By: Steven Goodman – Asst. Opinions editor
Christmas Day, at least for my family, is a time, once all the presents have been opened, to go and see whatever movie is at the top of our list. Normally, the biggest dilemma is deciding which movie to see. This past Christmas, movies became a much bigger issue when Sony Pictures decided to cancel the release of “The Interview” on Dec. 25.
“The Interview” was the most recent Seth Rogen and James Franco comedy that earned a particularly bad reputation in North Korea long before its release. Why? Because the plot of this movie involved a plan by the CIA to assassinate North Korea’s leader, Kim Jong-un.
Naturally, Kim Jong-un was somewhat perturbed by this, going so far as to call the movie an “act of war.” That comment was just the stepping stone to a massive battle over the release of “The Interview” and an equally large cyber attack against Sony, which was linked to North Korea.
Ultimately, Sony pulled “The Interview” from its Christmas debut, originally canceling the premiere altogether. While they shouldn’t have canceled the film, did they actually have a choice? After all, nearly every major theater chain in the U.S. stated that they would not screen “The Interview.” When you have no place to show your movie, there’s no reason to release it at all.

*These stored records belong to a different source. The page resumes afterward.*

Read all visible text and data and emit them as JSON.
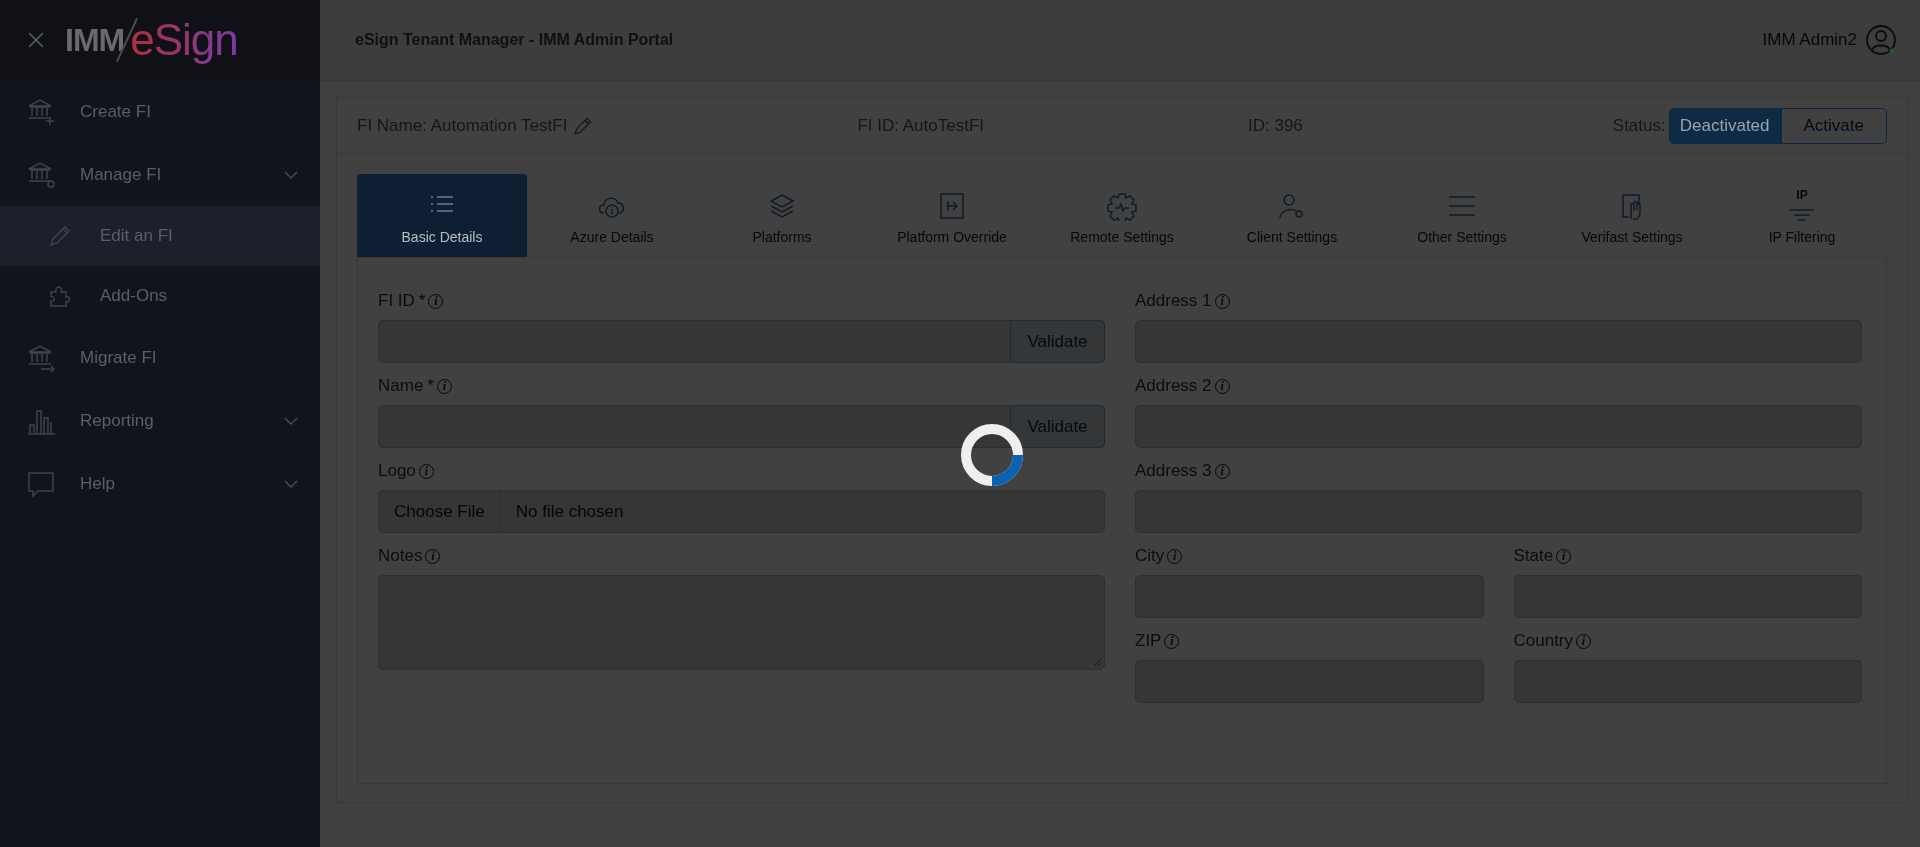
{
  "sidebar": {
    "logo": {
      "part_1": "IMM",
      "part_2": "eSign"
    },
    "items": [
      {
        "label": "Create FI",
        "kind": "link"
      },
      {
        "label": "Manage FI",
        "kind": "group",
        "children": [
          {
            "label": "Edit an FI",
            "selected": true
          },
          {
            "label": "Add-Ons",
            "selected": false
          }
        ]
      },
      {
        "label": "Migrate FI",
        "kind": "link"
      },
      {
        "label": "Reporting",
        "kind": "group"
      },
      {
        "label": "Help",
        "kind": "group"
      }
    ]
  },
  "header": {
    "title": "eSign Tenant Manager - IMM Admin Portal",
    "user": "IMM Admin2"
  },
  "fi_bar": {
    "name": "FI Name: Automation TestFI",
    "fi_id": "FI ID: AutoTestFI",
    "id": "ID: 396",
    "status_label": "Status:",
    "status_options": [
      {
        "label": "Deactivated",
        "selected": true
      },
      {
        "label": "Activate",
        "selected": false
      }
    ]
  },
  "tabs": [
    {
      "label": "Basic Details",
      "selected": true
    },
    {
      "label": "Azure Details",
      "selected": false
    },
    {
      "label": "Platforms",
      "selected": false
    },
    {
      "label": "Platform Override",
      "selected": false
    },
    {
      "label": "Remote Settings",
      "selected": false
    },
    {
      "label": "Client Settings",
      "selected": false
    },
    {
      "label": "Other Settings",
      "selected": false
    },
    {
      "label": "Verifast Settings",
      "selected": false
    },
    {
      "label": "IP Filtering",
      "selected": false,
      "icon_text": "IP"
    }
  ],
  "form": {
    "left": [
      {
        "label": "FI ID",
        "required_mark": "*",
        "info": "i",
        "kind": "validate",
        "button": "Validate"
      },
      {
        "label": "Name",
        "required_mark": "*",
        "info": "i",
        "kind": "validate",
        "button": "Validate"
      },
      {
        "label": "Logo",
        "info": "i",
        "kind": "file",
        "button": "Choose File",
        "value": "No file chosen"
      },
      {
        "label": "Notes",
        "info": "i",
        "kind": "textarea"
      }
    ],
    "right": [
      {
        "label": "Address 1",
        "info": "i",
        "kind": "full"
      },
      {
        "label": "Address 2",
        "info": "i",
        "kind": "full"
      },
      {
        "label": "Address 3",
        "info": "i",
        "kind": "full"
      },
      {
        "label": "City",
        "info": "i",
        "kind": "half"
      },
      {
        "label": "State",
        "info": "i",
        "kind": "half"
      },
      {
        "label": "ZIP",
        "info": "i",
        "kind": "half"
      },
      {
        "label": "Country",
        "info": "i",
        "kind": "half"
      }
    ]
  }
}
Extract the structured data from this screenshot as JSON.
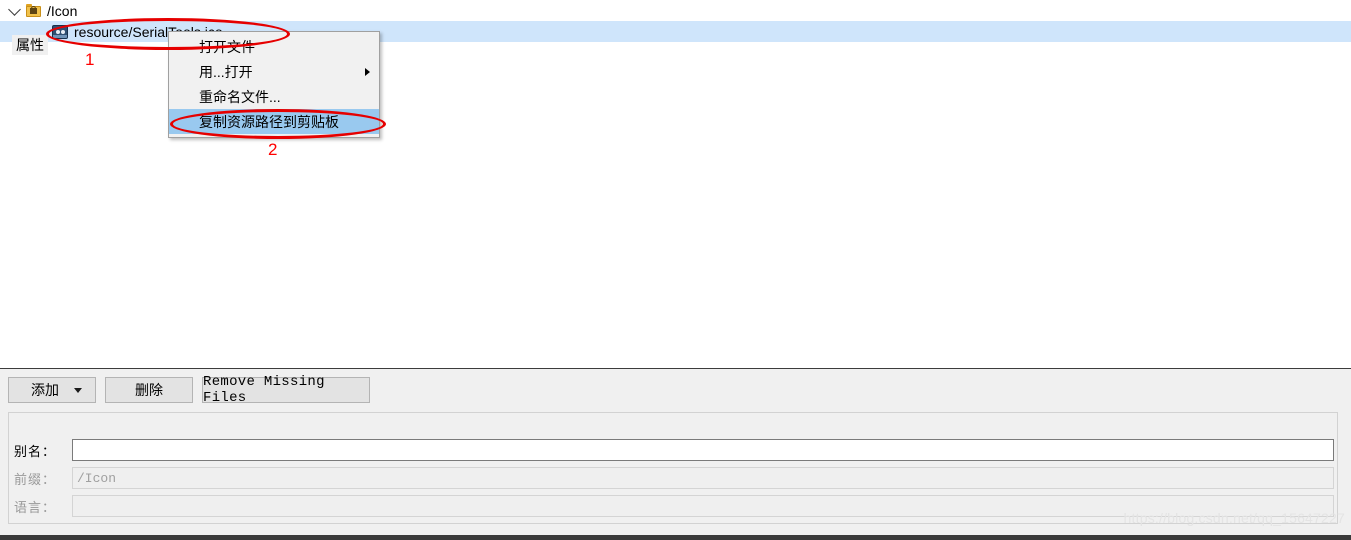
{
  "tree": {
    "root": {
      "label": "/Icon",
      "icon": "locked-folder-icon"
    },
    "child": {
      "label": "resource/SerialTools.ico",
      "icon": "ico-file-icon"
    }
  },
  "context_menu": {
    "items": [
      {
        "label": "打开文件",
        "has_submenu": false,
        "highlighted": false
      },
      {
        "label": "用...打开",
        "has_submenu": true,
        "highlighted": false
      },
      {
        "label": "重命名文件...",
        "has_submenu": false,
        "highlighted": false
      },
      {
        "label": "复制资源路径到剪贴板",
        "has_submenu": false,
        "highlighted": true
      }
    ]
  },
  "annotations": {
    "step1": "1",
    "step2": "2",
    "color": "#ff0000"
  },
  "toolbar": {
    "add_label": "添加",
    "delete_label": "删除",
    "remove_missing_label": "Remove Missing Files"
  },
  "properties": {
    "title": "属性",
    "fields": [
      {
        "label": "别名：",
        "value": "",
        "enabled": true
      },
      {
        "label": "前缀：",
        "value": "/Icon",
        "enabled": false
      },
      {
        "label": "语言：",
        "value": "",
        "enabled": false
      }
    ]
  },
  "watermark": "https://blog.csdn.net/qq_15647227",
  "colors": {
    "tree_selection": "#cfe5fb",
    "menu_highlight": "#99c9ef",
    "panel_bg": "#f0f0f0",
    "annotation_red": "#e60000"
  }
}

Still, both Sony and the various theaters who canceled their premieres should have listened to the government officials who spoke out against the threats. The individuals that spoke made clear there was absolutely no evidence of a plan for a physical attack on a movie theater or Sony’s studios.
If there had been any indication that an attack was going to occur, I would be behind Sony 100 percent on pulling the film, but there wasn’t. Instead, empty threats were made in relation to “The Interview” from a country that throws around the phrase “act of war” far too casually to begin with.
There’s a reason it’s called terrorism: those that use it are trying to incite terror within a large group of people. When these mostly empty threats from terrorists are given into is when they begin to win. The goal of these terrorist groups is to keep us in fear of leaving our homes, and it’s a ploy Sony and movie theaters around the country accepted far too quickly.
The path that Sony and the theaters should have taken is one that involves some detective work. Look into the threats that are being made toward films like “The Interview” and work with organizations such as the FBI, CIA or Department of Homeland Security to see if there is any credibility to these threats.
After learning the facts is when a final decision should be made. There’s no point in acting immediately if there is no legitimate threat, like in the case of this movie. I’m glad that at least Sony decided to release “The Interview” online and as a limited run on the big screen, even if it was only as an afterthought.